Yes! An evil twinkle shines in her eye. I enjoy writing cruel scenes. I don’t have many per book, maybe one, but they are fun to write. There’s something freeing about exploring the darker side of human nature.

S. R. Carrillo

Disregarding the fact that I already do that with each new chapter, YES. I absolutely love torturing my characters. Demonic possession? Check. Slow descent into insanity? Check. Spectral haunting? Check. Struggles with sexuality and identity? Check and check. Wrestling with the unearthly? Double check on that. Torture’s the best – it’s what gives a story palpable tension, emotion and drive.

Elizabeth Rhodes

I’m sure I could, if the story called for it.  The closest I’ve come is in my short story “Swamp Gas,” in which a man was dumped outside in an area full of nasty nerve gases and neurotoxins that made for a painful death.

D. T. Nova

I don’t know. It would be very difficult to write, in more ways than one.

Jean Davis

Oh yes. I’ve done a lot of character torture, physical and mental. The characters I like best seem to suffer the most. That probably says something about me that I’d rather not dwell on.

Eric Wood

Yep. Though it would be out of the genre I typically write in. A children’s book with torture wouldn’t be be too popular (or a children’s book?). I did write one piece involving some domestic violence in which a character was tortured. Though, in the story, the character’s torture wasn’t described, just implied. I have difficulty writing gruesome.

Paul B. Spence

Hmm. Have you ever read one of my books? As much as it pains me, my characters get tortured and mangled all the time. Since the stories deal with people fighting what are, for all practical purposes, extradimensional daemons, horror seems a natural part of my stories.

Allen Tiffany

Sadly it has happened. 😦

…and it will again.

Tracey Lynn Tobin

Abso-freakin’-lutely. Call me a maniac if you will, but one of my favorite things to do is torture my characters. That’s part of why I love writing horror and creepy stuff; you get to just mercilessly screw with your characters around every turn.

And, okay, this is going to be hard to explain, but I love writing scenes that absolutely torture a character because I love writing emotional reactions and instinctual responses. You get the same kind of thing with a really intimate love scene, but I prefer the horrible stuff because I love writing about the sweat and the tears, the moments when the character snaps, the moments when the character digs deep to press on, the moments of abstract horror and disgust, the moments of adrenaline-fueled bravery. Torturing your characters brings out who they are. Are they a weak, pathetic waste of space, or are they the hero who will persevere no matter what happens? Torture the living hell out of them and you’ll find out.

H. Anthe Davis
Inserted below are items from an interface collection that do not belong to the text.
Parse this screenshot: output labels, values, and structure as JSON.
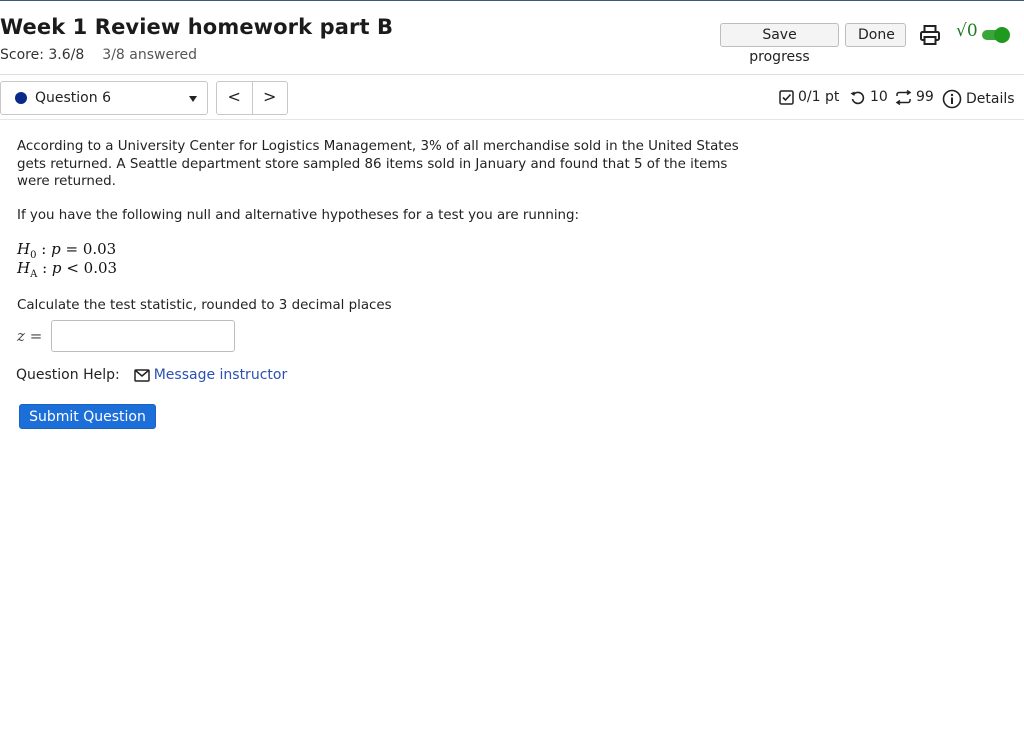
{
  "header": {
    "title": "Week 1 Review homework part B",
    "score": "Score: 3.6/8",
    "answered": "3/8 answered",
    "save_progress_label": "Save progress",
    "done_label": "Done",
    "math_toggle_symbol": "√0",
    "math_toggle_on": true
  },
  "question_nav": {
    "selected_question": "Question 6",
    "status_color": "#0a2a8a",
    "prev_label": "<",
    "next_label": ">"
  },
  "question_meta": {
    "points": "0/1 pt",
    "tries": "10",
    "retries": "99",
    "details_label": "Details"
  },
  "question": {
    "paragraph_1": "According to a University Center for Logistics Management, 3% of all merchandise sold in the United States gets returned. A Seattle department store sampled 86 items sold in January and found that 5 of the items were returned.",
    "paragraph_2": "If you have the following null and alternative hypotheses for a test you are running:",
    "h0": {
      "symbol": "H",
      "sub": "0",
      "param": "p",
      "operator": "=",
      "value": "0.03"
    },
    "ha": {
      "symbol": "H",
      "sub": "A",
      "param": "p",
      "operator": "<",
      "value": "0.03"
    },
    "paragraph_3": "Calculate the test statistic, rounded to 3 decimal places",
    "answer_label": "z",
    "answer_equals": "=",
    "answer_value": ""
  },
  "help": {
    "label": "Question Help:",
    "message_link": "Message instructor"
  },
  "submit_label": "Submit Question",
  "colors": {
    "accent_blue": "#1c6fd8",
    "link_blue": "#2b50b5",
    "toggle_green": "#1f9a1f"
  }
}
Absolutely.  I’ve tortured many of them already — if not in body, then certainly in mind.  Nightmares are my joy.  I particularly like tormenting my leader-type characters by having horrible things happen to their subordinates; one or two instances of that and they begin neatly torturing themselves.  But then, I -am- writing what I would consider fantasy/horror, so it’s a necessity.  There’s some gore but I’ve always preferred the psychological angle.

Jay Dee Archer

Oh, definitely. I write science fiction, and have some fantasy stories to write. All of these contain some element of danger, death, and torture. If the story calls for it, I will torture a character or two or several. I will torture the main character, I will torture the innocent bystanders, I will torture the antagonist. No one is safe from torture.

I have read many books where main characters are tortured, both physically and mentally, and the effect is immediately apparent on me. I don’t like seeing it happen, but I can’t stop reading. I want them to break free and somehow get back at the torturer. Just look around at what’s popular on TV these days. Game of Thrones and The Walking Dead are filled with death and different ways to torture characters. For some reason, people love to watch it and suffer with their favourite characters.

So, yes, I will torture characters, but only when necessary.

How about you?

If you write, can you torture your characters? If you read, what is it about torture and death scenes that make you want to continue reading? Or does it turn you off of the story? Share your opinions in the comments below!